Remember to Listen
Anne, a State Teacher of the Year, offered some great tips, stolen from her own playbook for student collaboration: “Make sure everyone is heard from and feels listened to. Avoid arguing for your own position. Instead present your position as clearly as possible. Listen closely to other team members’ reactions and comments to assess their understanding of your position. Consider their reactions and comments carefully before you press your own point of view further.”
My Collaboratory colleague in Mississippi noted that fear is a major factor for many, and also pointed out that sometimes other motives play into colleagues’ unwillingness to consider new ideas, such as racist or classist expectations about what students can and cannot accomplish.
I can tell you this: Within my first few months of teaching, I assumed too much. I assumed everyone was gung-ho about traditional grading practices and punitive discipline. I assumed most teachers would post lengthy lists of classroom rules, instead of creating dialogue with students about creating collaborative, caring classroom spaces. If I had led my interactions with more questions, I’d have gotten a better understanding of my colleagues’ philosophies, and perhaps gained some allies as I tried to broadcast contentious ideas that ran counter to the status quo.
I now understand that listening and learning from others—rather than making assumptions—is key to local influence, whether as a writer or some other kind of leader.

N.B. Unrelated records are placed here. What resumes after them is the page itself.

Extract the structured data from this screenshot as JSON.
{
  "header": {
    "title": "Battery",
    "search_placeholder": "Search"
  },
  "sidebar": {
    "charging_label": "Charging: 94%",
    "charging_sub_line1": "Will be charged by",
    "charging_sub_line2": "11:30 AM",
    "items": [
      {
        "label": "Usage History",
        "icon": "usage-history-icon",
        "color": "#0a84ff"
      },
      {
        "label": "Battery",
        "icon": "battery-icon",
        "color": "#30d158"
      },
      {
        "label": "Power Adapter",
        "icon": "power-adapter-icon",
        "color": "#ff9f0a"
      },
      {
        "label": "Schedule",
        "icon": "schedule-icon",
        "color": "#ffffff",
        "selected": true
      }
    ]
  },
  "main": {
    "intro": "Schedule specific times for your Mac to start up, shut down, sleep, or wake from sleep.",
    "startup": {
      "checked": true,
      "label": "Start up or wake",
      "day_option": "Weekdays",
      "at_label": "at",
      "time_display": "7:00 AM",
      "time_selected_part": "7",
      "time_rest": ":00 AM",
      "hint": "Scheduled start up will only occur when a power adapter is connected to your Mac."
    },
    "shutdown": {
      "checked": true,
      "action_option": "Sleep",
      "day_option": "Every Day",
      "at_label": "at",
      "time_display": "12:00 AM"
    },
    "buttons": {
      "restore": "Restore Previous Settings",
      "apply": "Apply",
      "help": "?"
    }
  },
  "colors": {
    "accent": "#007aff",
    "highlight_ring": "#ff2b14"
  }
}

Assess Your Own Priorities
On some level, advocacy—especially local advocacy—requires us to make highly personal decisions about what we value and what we’re willing to risk.

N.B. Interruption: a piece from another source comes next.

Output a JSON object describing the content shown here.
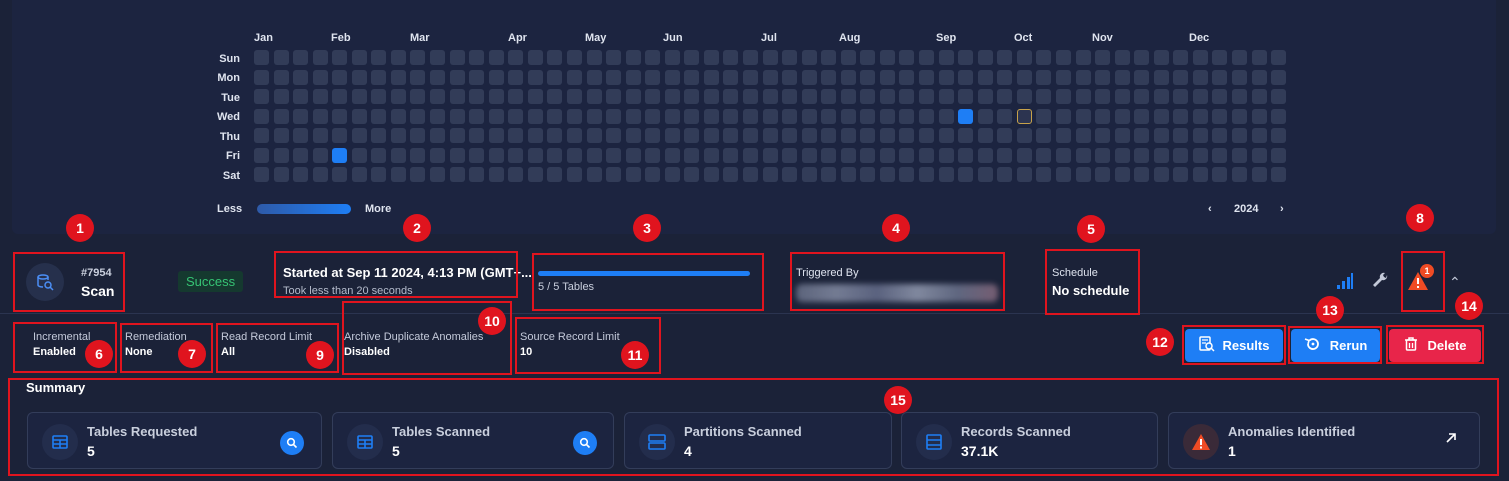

“I think sometimes you know the time has come and the issue is so right you can’t do anything but ‘stir the pot,’” said Lalla in Florida. “The mind and body are powerful. When I feel ‘it’ in my gut, know ‘it’ in my heart, see ‘it’ in my classroom, and the noise of ‘it’ in my head keeps me awake at night, I can’t be silent.”
Brad teaches in my own state. He knows what his “it” is: advocating that Kentucky teachers must lead teacher effectiveness. “There is no time for passivity; #ourkidscantwait and neither can we,” he stated on reading this discussion about local debates.
“In most cases, I’d rather speak out than stay quiet,” noted Ernie, a Nevada teacher. “I wonder what state our education system might be in if teachers were emboldened to speak out more often. After all, if I were fired tomorrow, I’d have a lot more time to sit and write … and possibly have my criticisms published on a national level! I’d prefer to be teaching, but I wonder if one day I’ll step over the line just a bit too far!”
I confess I’m now most comfortable launching my thoughts out into the Internet, especially since my early attempts to advocate at the local level fell flat. The world of Twitter-connected teachers, writers, and CTQ bloggers is heavily populated with inquisitive educators willing to tinker, tweak, and refine their practice. Many of us find comfort in having this space to bounce ideas off one another and to engage in debates mediated by a screen. Disagreements happen, but they aren’t so visceral.
But I can’t avoid it: Many issues must be discussed at the local level. I’m making a resolution to increase the number of “constructive conversations” I take part in during the remainder of the school year. I’m grateful to my online networks for having provided me with the opportunity to reflect on the importance—and difficulty—of having constructive debates.
After all, teacher leaders must be bold enough to be heard, even if it’s challenging to whittle down our priorities to that one idea worth fighting for, a thought echoed by a Kentucky language arts teacher: “We can pick so many different hills to die on; how do we decide which ones to charge? The only thing I do know is that we have to pick something.”
What are some lessons you’ve learned from engaging in local debates? As a teacher leader, do you feel an impulse, or perhaps a responsibility, to make your voice heard?